On February 7, 2011, Oklahoma State University basketball player Darrell Williams was charged with sexually assaulting two women at a party on December 12, 2010 in Stillwater, Oklahoma.
The women alleged that Williams shoved his hand down their pants at the party and digitally penetrated them. Williams was charged with one count of sexual battery and four counts of rape by instrumentation.
Williams went on trial in July 2012. The women, who were white, testified that Williams, who was black, groped them against their will. One said Williams grabbed her and dragged her into the back yard where she was assaulted. The other said she was attacked in the basement.
The women testified that they identified Williams after police showed them a photograph of the team.
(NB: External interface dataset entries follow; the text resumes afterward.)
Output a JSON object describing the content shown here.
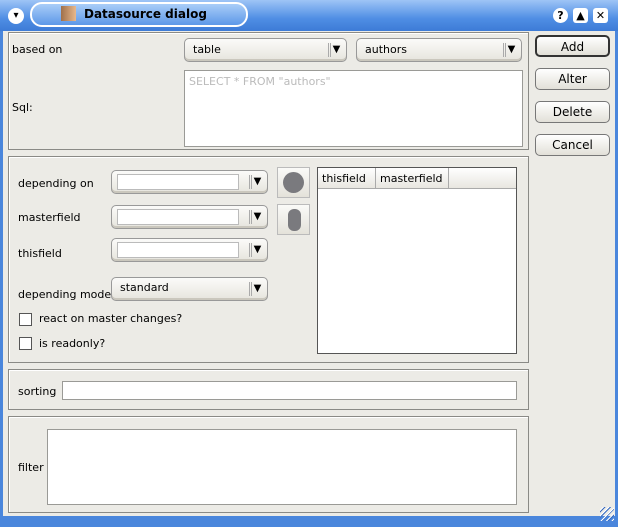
{
  "window": {
    "title": "Datasource dialog",
    "help": "?",
    "maximize": "▲",
    "close": "✕",
    "menu": "▾"
  },
  "top": {
    "based_on_label": "based on",
    "source_type": "table",
    "source_name": "authors",
    "sql_label": "Sql:",
    "sql_placeholder": "SELECT * FROM \"authors\""
  },
  "buttons": {
    "add": "Add",
    "alter": "Alter",
    "delete": "Delete",
    "cancel": "Cancel"
  },
  "relation": {
    "depending_on_label": "depending on",
    "depending_on": "",
    "masterfield_label": "masterfield",
    "masterfield": "",
    "thisfield_label": "thisfield",
    "thisfield": "",
    "mode_label": "depending mode",
    "mode": "standard",
    "react_label": "react on master changes?",
    "react_checked": false,
    "readonly_label": "is readonly?",
    "readonly_checked": false,
    "table_headers": [
      "thisfield",
      "masterfield"
    ]
  },
  "sorting": {
    "label": "sorting",
    "value": ""
  },
  "filter": {
    "label": "filter",
    "value": ""
  }
}
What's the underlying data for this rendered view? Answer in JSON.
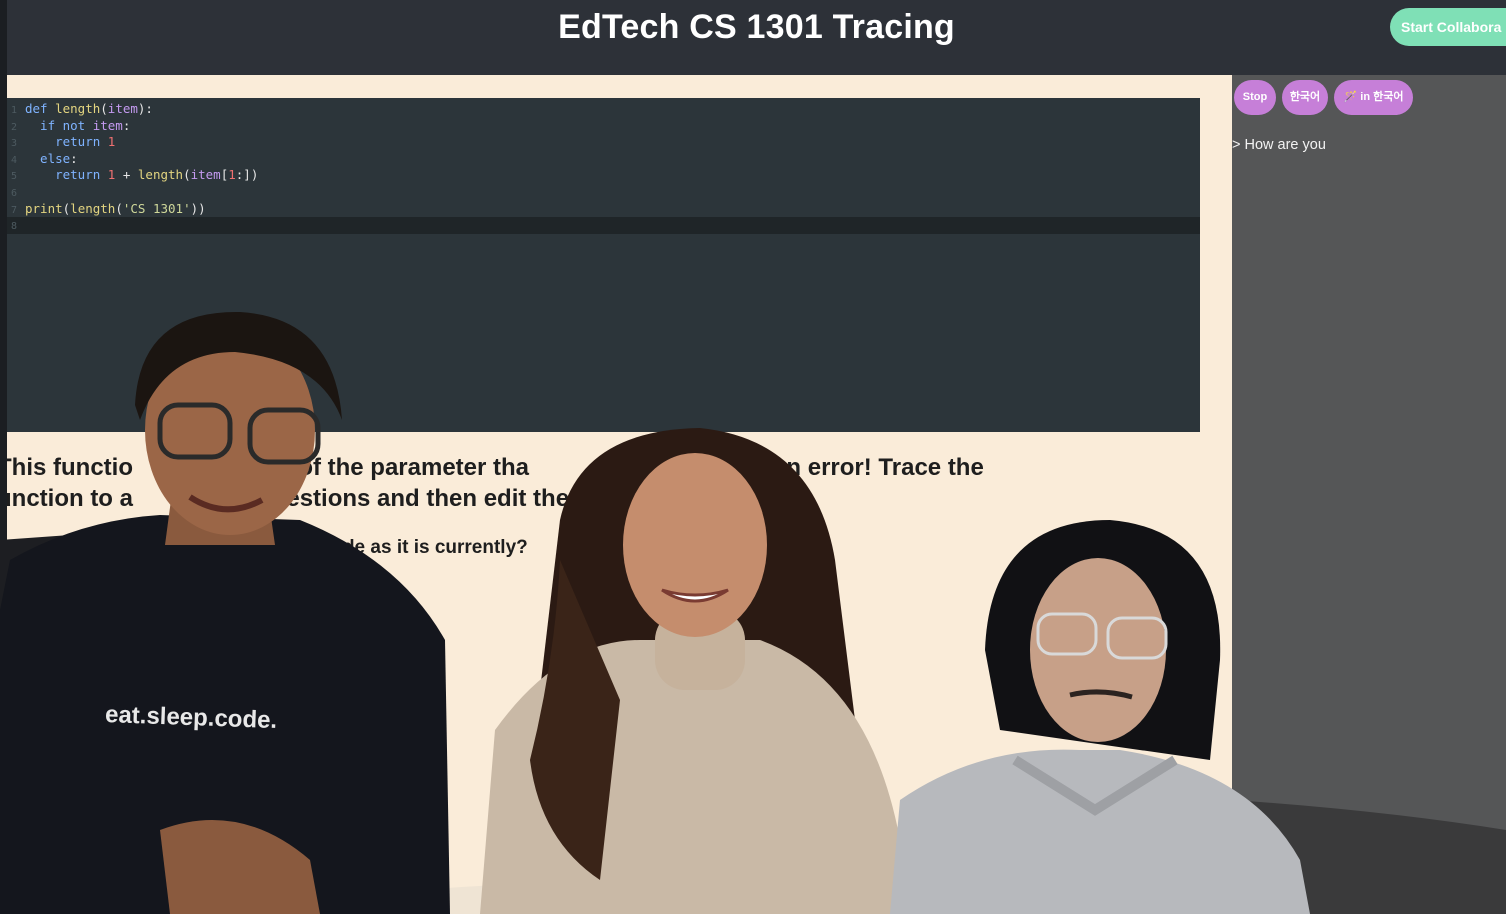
{
  "header": {
    "title": "EdTech CS 1301 Tracing",
    "collab_button": "Start Collabora"
  },
  "editor": {
    "line_numbers": [
      "1",
      "2",
      "3",
      "4",
      "5",
      "6",
      "7",
      "8"
    ],
    "lines": [
      [
        {
          "t": "def ",
          "c": "kw"
        },
        {
          "t": "length",
          "c": "fn"
        },
        {
          "t": "(",
          "c": "plain"
        },
        {
          "t": "item",
          "c": "var"
        },
        {
          "t": "):",
          "c": "plain"
        }
      ],
      [
        {
          "t": "  if not ",
          "c": "kw"
        },
        {
          "t": "item",
          "c": "var"
        },
        {
          "t": ":",
          "c": "plain"
        }
      ],
      [
        {
          "t": "    return ",
          "c": "kw"
        },
        {
          "t": "1",
          "c": "num"
        }
      ],
      [
        {
          "t": "  else",
          "c": "kw"
        },
        {
          "t": ":",
          "c": "plain"
        }
      ],
      [
        {
          "t": "    return ",
          "c": "kw"
        },
        {
          "t": "1",
          "c": "num"
        },
        {
          "t": " + ",
          "c": "plain"
        },
        {
          "t": "length",
          "c": "fn"
        },
        {
          "t": "(",
          "c": "plain"
        },
        {
          "t": "item",
          "c": "var"
        },
        {
          "t": "[",
          "c": "plain"
        },
        {
          "t": "1",
          "c": "num"
        },
        {
          "t": ":])",
          "c": "plain"
        }
      ],
      [],
      [
        {
          "t": "print",
          "c": "fn"
        },
        {
          "t": "(",
          "c": "plain"
        },
        {
          "t": "length",
          "c": "fn"
        },
        {
          "t": "(",
          "c": "plain"
        },
        {
          "t": "'CS 1301'",
          "c": "str"
        },
        {
          "t": "))",
          "c": "plain"
        }
      ],
      []
    ]
  },
  "prompt": {
    "line1": "This functio                ngth of the parameter tha           in, but there is an error! Trace the",
    "line2": "unction to a                       estions and then edit the",
    "question": "the code as it is currently?"
  },
  "sidebar": {
    "stop_label": "Stop",
    "lang_label": "한국어",
    "translate_label": "🪄 in 한국어",
    "chat_text": "> How are you"
  },
  "video": {
    "shirt_text": "eat.sleep.code."
  },
  "colors": {
    "accent_green": "#7fe0b6",
    "accent_purple": "#c67fd8",
    "topbar": "#2d3138",
    "page_bg": "#faecd9",
    "editor_bg": "#2c353a",
    "sidebar_bg": "#555657"
  }
}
Defense lawyers contended that the women misidentified Williams and argued that the identification process was invalid because the police used a team photograph rather than a traditional photographic lineup containing individual photographs. Several defense witnesses testified that multiple players at the party were wearing similar Oklahoma State warm-up suits.
Williams denied the allegations.
On July 23, 2012, the jury acquitted Williams of one count of sexual battery and two counts of rape by instrumentation. He was convicted of two counts of rape by instrumentation. The jury recommended a sentence of one year in prison. Williams was taken into custody pending formal imposition of sentence by the trial judge.
In August, 2012, the defense filed a motion for a new trial claiming that the prosecution withheld mental health records of the victims. The records called into question the reliability of the women’s account. The defense also argued that the jury had improperly visited the scene of the party during deliberations.
On October 12 2012, Payne County District Court Judge Phillip Corley denied the motion for new trial and sentenced Williams to one year in prison, but suspended the sentence. Williams then was released from custody.
In April 2014, the Oklahoma Court of Criminal Appeals reversed Williams’ convictions. The Court ruled that the jury had visited the scene of the party and then had discussed it during their deliberations—a violation of their oaths as jurors to consider only the evidence presented in the courtroom.
On June 23, 2014, the Payne County District Attorney dismissed the charges.
In November 2014, Williams enrolled at Texas A & M University-Commerce. He played for the university basketball team and was granted an extra semester by the NCAA so he could complete his academic studies and receive a degree.
In March 2015, Williams was named Lone Star Conference Player of the Year, Newcomer of the Year and first-team all-conference.
– Maurice Possley